The Department of Education should be a responsible steward of the nation’s colleges and universities. These days it’s acting more like a debt collector for a predatory lender.
Today’s announcement of the sale of 56 Corinthian College campuses to Education Credit Management Corporation really drives this fact home. As former Everest student Geovanna Nieves noted, “This is another slap in the face from the DOE.”
We object to this sale for three main reasons.
1) It prevents current Corinthian students at the campuses that are sold from claiming the complete discharge of their debt under the Higher Education Act.
2) It ensures that Corinthian’s wealthy shareholders make a profit on a failing business.
3) It helps to revitalize these campuses by rebranding them under a new name.
Corinthian will get a fresh start, but students are stuck with debts they were deceived into. The DOE facilitated the robbery of over half a million current and former Corinthian students, yet the Department is effectively arguing that too many people were ripped off for it to pursue justice.
As Everest student Heather Wright said of the sale, “This is ridiculous. We were all charged a ridiculous amount to attend this so-called college and the DOE just wants to continue to support them?”
The Department’s claim that it is looking out for the best interests of students and the public is a smokescreen that masks the agency’s real agenda. If Corinthian closed its doors, current students would be entitled to a complete erasure of their debts. By approving this sale, the DOE illustrates the lengths to which it will go to keep students from getting their money back.
The sale of dozens of campuses to ECMC is a further sign that the Education Department is primarily interested in protecting investors and its own reputation. According to the New York Times, ECMC has been “the main private entity hired by the Department of Education to fight student debtors who file for bankruptcy on federal loans.” The company has recently has been accused of “ruthless tactics,” including demanding payments from people with terminal cancer and from those who had already paid off their debts.
Makenzie Vasquez, who attended Everest’s San Jose campus, called the the ECMC sale “outrageous. How can the DOE allow one horrible company to sell to another and act as if that fixes anything?” she asked. “I’m tired of these huge corporations that aren’t even people having more rights than we do.”

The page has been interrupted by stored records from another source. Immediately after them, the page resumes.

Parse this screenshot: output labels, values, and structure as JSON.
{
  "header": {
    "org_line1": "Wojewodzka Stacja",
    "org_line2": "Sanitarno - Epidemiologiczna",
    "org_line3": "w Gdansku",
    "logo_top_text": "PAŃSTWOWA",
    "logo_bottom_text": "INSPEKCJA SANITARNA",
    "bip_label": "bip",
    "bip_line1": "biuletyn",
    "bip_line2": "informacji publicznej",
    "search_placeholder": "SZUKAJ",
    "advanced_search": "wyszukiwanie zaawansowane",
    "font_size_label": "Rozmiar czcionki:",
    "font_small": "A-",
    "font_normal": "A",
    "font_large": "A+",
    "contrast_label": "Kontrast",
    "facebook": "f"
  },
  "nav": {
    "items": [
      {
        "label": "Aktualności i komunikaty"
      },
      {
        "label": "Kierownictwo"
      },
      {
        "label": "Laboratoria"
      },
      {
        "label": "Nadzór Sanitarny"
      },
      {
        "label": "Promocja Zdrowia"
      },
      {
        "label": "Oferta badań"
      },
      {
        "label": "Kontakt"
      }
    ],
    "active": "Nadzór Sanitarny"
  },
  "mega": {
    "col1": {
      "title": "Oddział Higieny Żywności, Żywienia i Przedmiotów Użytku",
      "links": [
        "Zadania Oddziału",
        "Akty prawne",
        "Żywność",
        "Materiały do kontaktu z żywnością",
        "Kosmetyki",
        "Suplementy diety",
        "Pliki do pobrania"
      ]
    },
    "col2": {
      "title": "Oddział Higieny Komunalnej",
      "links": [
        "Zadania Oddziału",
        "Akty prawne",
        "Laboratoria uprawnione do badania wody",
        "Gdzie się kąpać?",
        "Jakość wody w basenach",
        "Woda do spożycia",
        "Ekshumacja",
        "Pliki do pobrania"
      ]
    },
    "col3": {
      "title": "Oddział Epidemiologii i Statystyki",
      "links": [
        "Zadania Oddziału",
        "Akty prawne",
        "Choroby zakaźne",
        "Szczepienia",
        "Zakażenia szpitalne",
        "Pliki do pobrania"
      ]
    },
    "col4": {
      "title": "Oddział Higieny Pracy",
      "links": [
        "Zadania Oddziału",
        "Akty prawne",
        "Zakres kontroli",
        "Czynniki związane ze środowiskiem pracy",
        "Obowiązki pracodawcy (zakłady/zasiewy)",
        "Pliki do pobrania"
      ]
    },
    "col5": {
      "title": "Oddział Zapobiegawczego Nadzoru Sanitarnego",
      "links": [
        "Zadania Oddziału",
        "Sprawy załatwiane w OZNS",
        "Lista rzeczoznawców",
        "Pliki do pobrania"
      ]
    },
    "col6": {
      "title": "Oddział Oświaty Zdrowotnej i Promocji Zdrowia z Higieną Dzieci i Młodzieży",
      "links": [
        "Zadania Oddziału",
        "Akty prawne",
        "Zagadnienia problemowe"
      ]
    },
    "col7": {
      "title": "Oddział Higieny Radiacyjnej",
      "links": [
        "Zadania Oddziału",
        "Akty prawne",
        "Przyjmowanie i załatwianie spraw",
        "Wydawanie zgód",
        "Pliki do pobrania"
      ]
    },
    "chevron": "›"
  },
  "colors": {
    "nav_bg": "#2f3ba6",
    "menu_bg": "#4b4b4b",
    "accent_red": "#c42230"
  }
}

The Department’s ultimate loyalty to predatory lenders and to ensuring investor profits at all costs – even at the expense of defrauded students – is clear. We note that the California Attorney General’s office and other states are still pursuing their cases against Corinthian. We join with current and former Corinthian students – and with all student debtors – to fight this decision and to demand the discharge of these illegitimate debts.